Work instruction |
In the entries that follow, find the word "accessibility" and report each line it is on.

[Records from a data collection]

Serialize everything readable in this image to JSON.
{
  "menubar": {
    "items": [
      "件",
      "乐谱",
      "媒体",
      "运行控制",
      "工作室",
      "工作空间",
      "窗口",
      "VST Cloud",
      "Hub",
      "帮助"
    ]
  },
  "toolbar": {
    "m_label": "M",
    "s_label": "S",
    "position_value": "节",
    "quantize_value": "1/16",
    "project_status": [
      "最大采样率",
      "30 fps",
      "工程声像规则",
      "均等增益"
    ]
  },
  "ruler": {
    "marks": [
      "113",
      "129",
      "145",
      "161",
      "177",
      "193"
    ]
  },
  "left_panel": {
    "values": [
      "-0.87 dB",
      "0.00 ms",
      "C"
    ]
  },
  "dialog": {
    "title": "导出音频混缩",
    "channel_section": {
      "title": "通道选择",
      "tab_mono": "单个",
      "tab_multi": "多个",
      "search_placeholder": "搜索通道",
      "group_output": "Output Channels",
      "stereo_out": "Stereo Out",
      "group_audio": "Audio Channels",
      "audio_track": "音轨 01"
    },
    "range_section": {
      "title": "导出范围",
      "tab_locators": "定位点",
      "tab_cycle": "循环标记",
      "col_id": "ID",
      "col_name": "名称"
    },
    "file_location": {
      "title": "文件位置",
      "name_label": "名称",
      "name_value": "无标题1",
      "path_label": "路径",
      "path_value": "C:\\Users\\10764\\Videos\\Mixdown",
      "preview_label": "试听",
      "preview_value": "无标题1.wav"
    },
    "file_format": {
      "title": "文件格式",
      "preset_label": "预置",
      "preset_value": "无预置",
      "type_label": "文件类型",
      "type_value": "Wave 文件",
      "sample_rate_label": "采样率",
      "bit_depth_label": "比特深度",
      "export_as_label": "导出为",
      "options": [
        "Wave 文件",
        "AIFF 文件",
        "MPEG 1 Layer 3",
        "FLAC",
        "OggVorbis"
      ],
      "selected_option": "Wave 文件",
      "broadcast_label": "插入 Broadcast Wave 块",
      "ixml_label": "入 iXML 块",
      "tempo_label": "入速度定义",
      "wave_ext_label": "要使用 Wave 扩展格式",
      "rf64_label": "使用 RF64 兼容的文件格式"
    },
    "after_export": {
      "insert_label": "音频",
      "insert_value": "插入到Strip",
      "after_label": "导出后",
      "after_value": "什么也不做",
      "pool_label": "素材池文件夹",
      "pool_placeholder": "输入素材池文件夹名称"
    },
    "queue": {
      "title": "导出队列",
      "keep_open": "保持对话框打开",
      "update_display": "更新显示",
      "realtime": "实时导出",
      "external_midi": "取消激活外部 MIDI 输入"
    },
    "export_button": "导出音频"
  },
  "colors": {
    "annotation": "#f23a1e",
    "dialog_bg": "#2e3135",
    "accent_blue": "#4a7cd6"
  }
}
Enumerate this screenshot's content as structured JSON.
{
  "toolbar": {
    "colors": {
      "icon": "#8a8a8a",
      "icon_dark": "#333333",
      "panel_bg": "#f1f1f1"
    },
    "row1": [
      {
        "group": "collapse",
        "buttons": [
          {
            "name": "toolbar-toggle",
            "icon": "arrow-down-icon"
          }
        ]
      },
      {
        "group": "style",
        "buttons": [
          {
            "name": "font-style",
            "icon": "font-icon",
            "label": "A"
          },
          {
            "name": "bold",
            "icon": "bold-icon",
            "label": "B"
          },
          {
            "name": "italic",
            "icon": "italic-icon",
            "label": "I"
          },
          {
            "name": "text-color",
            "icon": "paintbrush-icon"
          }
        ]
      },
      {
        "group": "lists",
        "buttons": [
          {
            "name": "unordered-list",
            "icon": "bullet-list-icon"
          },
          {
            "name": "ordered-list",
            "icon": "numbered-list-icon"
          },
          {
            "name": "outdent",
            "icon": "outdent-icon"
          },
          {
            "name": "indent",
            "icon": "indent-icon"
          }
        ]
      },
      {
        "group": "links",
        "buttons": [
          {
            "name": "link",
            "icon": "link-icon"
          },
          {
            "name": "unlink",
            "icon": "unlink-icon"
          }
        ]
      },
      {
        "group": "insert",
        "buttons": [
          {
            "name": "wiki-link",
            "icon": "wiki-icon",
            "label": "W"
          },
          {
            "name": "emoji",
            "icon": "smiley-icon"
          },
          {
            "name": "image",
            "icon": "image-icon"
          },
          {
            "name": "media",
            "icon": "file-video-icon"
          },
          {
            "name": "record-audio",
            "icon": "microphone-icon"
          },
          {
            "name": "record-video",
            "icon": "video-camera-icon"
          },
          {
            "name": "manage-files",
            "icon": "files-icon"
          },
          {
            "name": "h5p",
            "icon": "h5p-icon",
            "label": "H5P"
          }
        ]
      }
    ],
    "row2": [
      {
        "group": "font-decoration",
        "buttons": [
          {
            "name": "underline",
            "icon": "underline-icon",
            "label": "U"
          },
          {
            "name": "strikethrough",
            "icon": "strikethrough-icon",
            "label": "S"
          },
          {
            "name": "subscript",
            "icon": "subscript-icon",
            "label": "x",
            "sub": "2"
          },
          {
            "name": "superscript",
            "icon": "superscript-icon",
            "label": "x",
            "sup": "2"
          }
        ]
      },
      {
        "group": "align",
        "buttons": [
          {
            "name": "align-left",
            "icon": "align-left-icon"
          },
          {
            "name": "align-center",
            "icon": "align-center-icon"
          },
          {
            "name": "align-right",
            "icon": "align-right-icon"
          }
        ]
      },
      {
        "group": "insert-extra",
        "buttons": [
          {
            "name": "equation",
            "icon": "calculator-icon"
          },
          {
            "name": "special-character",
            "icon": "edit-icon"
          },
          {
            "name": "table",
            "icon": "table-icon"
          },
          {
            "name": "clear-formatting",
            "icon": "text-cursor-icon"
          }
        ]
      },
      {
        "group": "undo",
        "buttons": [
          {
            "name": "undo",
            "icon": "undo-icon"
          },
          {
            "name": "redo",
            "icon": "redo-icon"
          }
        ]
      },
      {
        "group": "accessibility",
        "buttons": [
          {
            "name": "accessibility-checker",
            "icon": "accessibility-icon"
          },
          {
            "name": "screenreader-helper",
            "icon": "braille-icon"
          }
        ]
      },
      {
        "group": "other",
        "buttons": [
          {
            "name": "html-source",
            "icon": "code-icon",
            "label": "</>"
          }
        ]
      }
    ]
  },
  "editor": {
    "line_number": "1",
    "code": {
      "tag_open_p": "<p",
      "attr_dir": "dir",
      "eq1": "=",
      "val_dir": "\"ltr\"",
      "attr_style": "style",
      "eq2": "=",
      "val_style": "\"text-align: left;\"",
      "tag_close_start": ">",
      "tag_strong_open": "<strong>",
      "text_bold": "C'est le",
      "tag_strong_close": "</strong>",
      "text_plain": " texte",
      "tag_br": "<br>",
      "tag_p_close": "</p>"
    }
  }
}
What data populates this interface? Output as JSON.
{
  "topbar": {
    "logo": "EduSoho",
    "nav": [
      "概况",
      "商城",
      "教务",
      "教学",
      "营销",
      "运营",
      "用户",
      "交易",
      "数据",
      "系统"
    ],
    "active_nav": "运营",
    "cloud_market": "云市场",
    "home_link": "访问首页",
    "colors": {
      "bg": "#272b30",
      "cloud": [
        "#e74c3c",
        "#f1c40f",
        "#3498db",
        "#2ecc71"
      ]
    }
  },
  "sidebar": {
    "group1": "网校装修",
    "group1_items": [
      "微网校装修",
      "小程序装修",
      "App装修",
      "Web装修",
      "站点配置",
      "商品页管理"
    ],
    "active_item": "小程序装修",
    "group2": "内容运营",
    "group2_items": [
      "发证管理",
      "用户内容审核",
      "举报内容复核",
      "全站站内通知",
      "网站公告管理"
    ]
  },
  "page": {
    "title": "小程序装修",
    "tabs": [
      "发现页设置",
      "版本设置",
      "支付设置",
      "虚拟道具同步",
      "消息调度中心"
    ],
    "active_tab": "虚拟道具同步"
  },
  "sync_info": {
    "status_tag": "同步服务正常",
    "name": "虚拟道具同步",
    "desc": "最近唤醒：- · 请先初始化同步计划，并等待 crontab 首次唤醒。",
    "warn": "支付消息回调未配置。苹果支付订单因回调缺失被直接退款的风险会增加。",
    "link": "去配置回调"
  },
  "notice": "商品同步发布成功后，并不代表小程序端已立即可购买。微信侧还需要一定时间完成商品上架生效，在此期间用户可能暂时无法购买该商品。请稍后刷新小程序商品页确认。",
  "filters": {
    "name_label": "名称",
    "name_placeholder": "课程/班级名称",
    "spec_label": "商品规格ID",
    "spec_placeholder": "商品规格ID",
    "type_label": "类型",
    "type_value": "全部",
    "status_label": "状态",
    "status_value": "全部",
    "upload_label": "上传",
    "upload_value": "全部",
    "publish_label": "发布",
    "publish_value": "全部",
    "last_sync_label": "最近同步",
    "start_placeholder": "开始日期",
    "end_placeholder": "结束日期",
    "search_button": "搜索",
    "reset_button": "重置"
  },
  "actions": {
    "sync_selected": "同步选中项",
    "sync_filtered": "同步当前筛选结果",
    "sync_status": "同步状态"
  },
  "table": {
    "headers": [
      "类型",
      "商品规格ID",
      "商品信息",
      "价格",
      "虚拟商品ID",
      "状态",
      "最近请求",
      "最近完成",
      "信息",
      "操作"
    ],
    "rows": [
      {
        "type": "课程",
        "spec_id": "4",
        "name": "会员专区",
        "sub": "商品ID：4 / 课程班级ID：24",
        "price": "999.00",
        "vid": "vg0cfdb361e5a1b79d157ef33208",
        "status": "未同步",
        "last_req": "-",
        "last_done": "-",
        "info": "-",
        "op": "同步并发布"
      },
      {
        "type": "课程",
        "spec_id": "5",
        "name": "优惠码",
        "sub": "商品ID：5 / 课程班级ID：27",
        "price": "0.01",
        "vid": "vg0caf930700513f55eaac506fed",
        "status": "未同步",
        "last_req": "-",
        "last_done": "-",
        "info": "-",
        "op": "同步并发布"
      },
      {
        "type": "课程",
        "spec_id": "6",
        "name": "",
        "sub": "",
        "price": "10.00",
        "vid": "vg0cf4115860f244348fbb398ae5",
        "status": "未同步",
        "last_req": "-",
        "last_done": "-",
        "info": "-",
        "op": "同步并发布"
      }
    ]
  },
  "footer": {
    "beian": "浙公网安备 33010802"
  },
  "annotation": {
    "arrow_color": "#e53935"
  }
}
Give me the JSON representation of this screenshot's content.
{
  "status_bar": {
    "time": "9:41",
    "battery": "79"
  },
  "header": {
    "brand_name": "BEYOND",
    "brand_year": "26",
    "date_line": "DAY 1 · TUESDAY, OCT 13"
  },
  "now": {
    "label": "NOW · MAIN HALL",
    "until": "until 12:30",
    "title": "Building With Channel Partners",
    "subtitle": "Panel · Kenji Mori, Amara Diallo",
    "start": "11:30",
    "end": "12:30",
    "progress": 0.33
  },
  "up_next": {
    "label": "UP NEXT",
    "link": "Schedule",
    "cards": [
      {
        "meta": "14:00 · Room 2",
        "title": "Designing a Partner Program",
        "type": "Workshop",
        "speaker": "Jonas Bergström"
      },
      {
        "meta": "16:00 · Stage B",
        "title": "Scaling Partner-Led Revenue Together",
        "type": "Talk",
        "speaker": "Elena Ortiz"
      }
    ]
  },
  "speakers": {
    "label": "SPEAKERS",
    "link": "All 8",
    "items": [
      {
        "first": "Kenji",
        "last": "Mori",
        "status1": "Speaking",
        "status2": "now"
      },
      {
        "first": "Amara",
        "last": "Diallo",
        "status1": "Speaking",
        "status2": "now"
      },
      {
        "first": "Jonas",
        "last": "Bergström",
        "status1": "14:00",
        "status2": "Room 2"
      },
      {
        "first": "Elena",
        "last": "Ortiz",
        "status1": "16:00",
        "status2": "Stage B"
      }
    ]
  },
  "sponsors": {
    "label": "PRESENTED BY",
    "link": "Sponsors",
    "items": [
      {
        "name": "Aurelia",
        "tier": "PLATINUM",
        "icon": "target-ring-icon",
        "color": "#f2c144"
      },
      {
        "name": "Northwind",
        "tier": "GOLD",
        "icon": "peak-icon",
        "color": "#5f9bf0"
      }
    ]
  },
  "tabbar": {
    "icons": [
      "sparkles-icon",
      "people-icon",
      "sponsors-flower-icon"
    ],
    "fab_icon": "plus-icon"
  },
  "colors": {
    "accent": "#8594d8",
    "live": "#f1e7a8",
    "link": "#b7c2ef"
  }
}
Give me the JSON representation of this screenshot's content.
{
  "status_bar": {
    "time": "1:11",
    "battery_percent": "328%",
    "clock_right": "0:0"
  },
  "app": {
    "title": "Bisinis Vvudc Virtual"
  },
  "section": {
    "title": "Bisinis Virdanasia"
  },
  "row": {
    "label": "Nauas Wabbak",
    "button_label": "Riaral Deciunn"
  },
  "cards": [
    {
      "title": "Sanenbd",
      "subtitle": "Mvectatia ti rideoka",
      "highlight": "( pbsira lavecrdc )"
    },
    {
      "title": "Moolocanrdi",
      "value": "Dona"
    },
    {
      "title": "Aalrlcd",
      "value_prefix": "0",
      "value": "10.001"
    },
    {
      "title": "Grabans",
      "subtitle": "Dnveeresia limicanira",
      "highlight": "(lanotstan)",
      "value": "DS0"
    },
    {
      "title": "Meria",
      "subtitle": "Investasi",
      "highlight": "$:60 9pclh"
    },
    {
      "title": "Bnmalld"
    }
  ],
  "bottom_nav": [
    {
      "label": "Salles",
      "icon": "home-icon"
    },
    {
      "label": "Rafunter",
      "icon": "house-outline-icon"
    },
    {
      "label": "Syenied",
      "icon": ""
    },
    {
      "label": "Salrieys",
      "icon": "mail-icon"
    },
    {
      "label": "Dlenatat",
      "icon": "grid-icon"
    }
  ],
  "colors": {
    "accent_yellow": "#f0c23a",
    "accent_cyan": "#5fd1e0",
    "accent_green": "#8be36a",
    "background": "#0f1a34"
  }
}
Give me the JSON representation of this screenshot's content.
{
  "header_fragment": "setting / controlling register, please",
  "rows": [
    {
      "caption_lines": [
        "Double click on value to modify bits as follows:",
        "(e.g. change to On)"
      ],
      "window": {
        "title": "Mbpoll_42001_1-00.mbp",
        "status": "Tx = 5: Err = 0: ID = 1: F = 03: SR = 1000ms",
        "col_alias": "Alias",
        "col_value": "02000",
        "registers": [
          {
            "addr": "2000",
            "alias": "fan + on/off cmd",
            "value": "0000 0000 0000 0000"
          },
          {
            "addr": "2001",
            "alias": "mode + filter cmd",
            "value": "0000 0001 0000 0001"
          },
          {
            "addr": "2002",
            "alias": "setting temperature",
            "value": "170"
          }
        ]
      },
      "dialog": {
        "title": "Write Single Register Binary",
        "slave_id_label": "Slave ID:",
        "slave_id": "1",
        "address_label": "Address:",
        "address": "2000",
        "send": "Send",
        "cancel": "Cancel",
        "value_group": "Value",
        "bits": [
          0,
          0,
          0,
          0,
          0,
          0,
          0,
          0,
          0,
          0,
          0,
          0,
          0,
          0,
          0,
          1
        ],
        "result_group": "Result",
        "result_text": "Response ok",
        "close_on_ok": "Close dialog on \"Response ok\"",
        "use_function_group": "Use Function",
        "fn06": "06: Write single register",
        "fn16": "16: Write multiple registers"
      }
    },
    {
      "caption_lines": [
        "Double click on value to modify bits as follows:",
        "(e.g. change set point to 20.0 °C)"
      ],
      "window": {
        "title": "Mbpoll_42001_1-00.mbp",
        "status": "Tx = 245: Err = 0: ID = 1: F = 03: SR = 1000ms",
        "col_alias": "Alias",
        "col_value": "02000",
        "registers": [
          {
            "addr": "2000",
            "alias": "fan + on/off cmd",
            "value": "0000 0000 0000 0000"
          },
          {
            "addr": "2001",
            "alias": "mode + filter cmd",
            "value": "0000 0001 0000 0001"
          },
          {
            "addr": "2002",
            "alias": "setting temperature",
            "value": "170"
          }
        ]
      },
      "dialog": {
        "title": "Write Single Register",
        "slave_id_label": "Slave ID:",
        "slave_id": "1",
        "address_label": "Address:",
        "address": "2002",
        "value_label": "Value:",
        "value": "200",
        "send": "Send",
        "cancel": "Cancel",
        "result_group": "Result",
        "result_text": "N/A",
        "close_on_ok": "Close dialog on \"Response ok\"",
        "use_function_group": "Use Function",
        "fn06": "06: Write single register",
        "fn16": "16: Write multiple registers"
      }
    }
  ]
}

Answer area |
        "group": "accessibility",
            "name": "accessibility-checker",
            "icon": "accessibility-icon"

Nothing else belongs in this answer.